The reopening of China’s economy will give global growth a hand, but it’s not quite a game changer, says Fitch Ratings.
In a new report, the rating agency said that a resurgent China does represent a positive for economic growth in the rest of the world — but that the effect will likely be less than in past years.
Given that China currently accounts for about 20% of global GDP, a stronger performance by its economy generally translates into higher global output too.
“However, the boost to the rest of the world will be more limited than in recent episodes of strong or rapidly accelerating Chinese growth,” Fitch said.
Among other things, it noted that China’s recovery will primarily be driven by increased private consumption, and it’s not expecting any major economic stimulus measures from Chinese authorities.
Absent greater fiscal stimulus, China’s recovery isn’t likely to spill over to increased demand for natural resources to build infrastructure and other construction, it said.
“China’s zero Covid policy had not significantly restricted the global supply of manufactured goods, and stronger Chinese growth will be consumption-led, limiting the transmission to other major economies,” the report noted.
Instead, the biggest beneficiaries may be the economies that are most closely integrated with China’s consumer markets in terms of merchandise trade and tourism, Fitch said.
Additionally, the country’s bounceback likely won’t be as robust as previous episodes, it noted.
Earlier this month, Fitch raised its GDP forecast for China this year from 4.1% to 5.0%, based on its strong rebound after the country abandoned its “zero Covid” policy.
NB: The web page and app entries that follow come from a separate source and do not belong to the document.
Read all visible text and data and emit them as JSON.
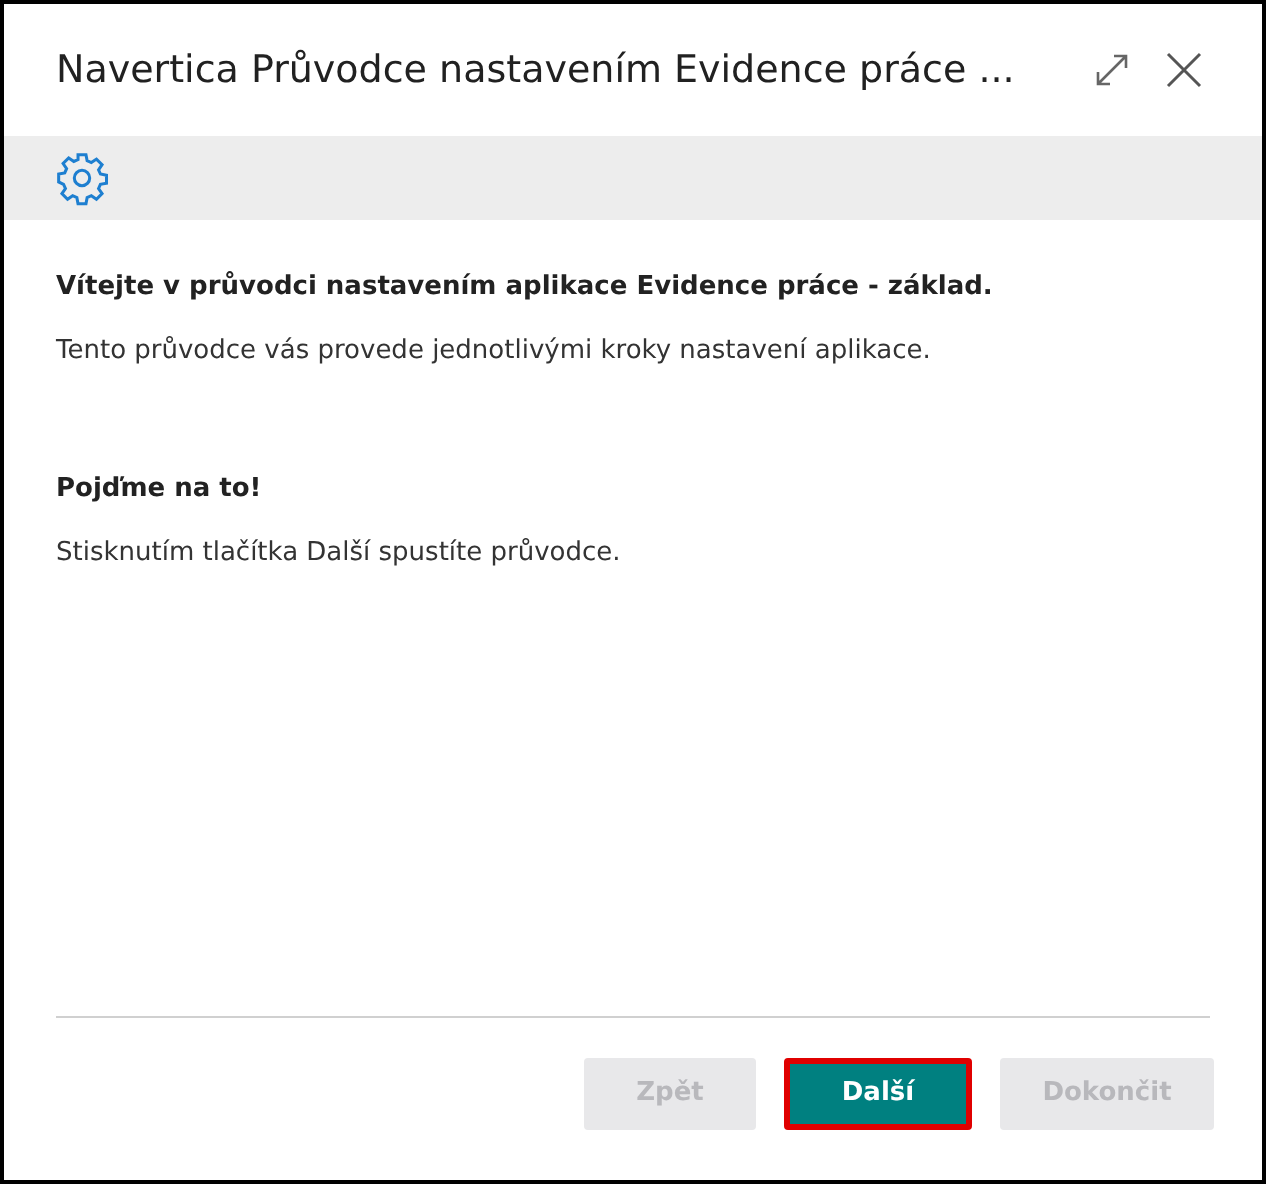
{
  "window": {
    "title": "Navertica Průvodce nastavením Evidence práce ..."
  },
  "sections": [
    {
      "heading": "Vítejte v průvodci nastavením aplikace Evidence práce - základ.",
      "text": "Tento průvodce vás provede jednotlivými kroky nastavení aplikace."
    },
    {
      "heading": "Pojďme na to!",
      "text": "Stisknutím tlačítka Další spustíte průvodce."
    }
  ],
  "buttons": [
    {
      "label": "Zpět",
      "disabled": true,
      "primary": false,
      "highlighted": false
    },
    {
      "label": "Další",
      "disabled": false,
      "primary": true,
      "highlighted": true
    },
    {
      "label": "Dokončit",
      "disabled": true,
      "primary": false,
      "highlighted": false
    }
  ]
}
“We do not expect as strong a rebound as in 2021, when Chinese GDP grew by 8.4%, because tighter global monetary policy will weigh on demand for Chinese exports and we do not anticipate aggressive macro-policy easing in China,” it said.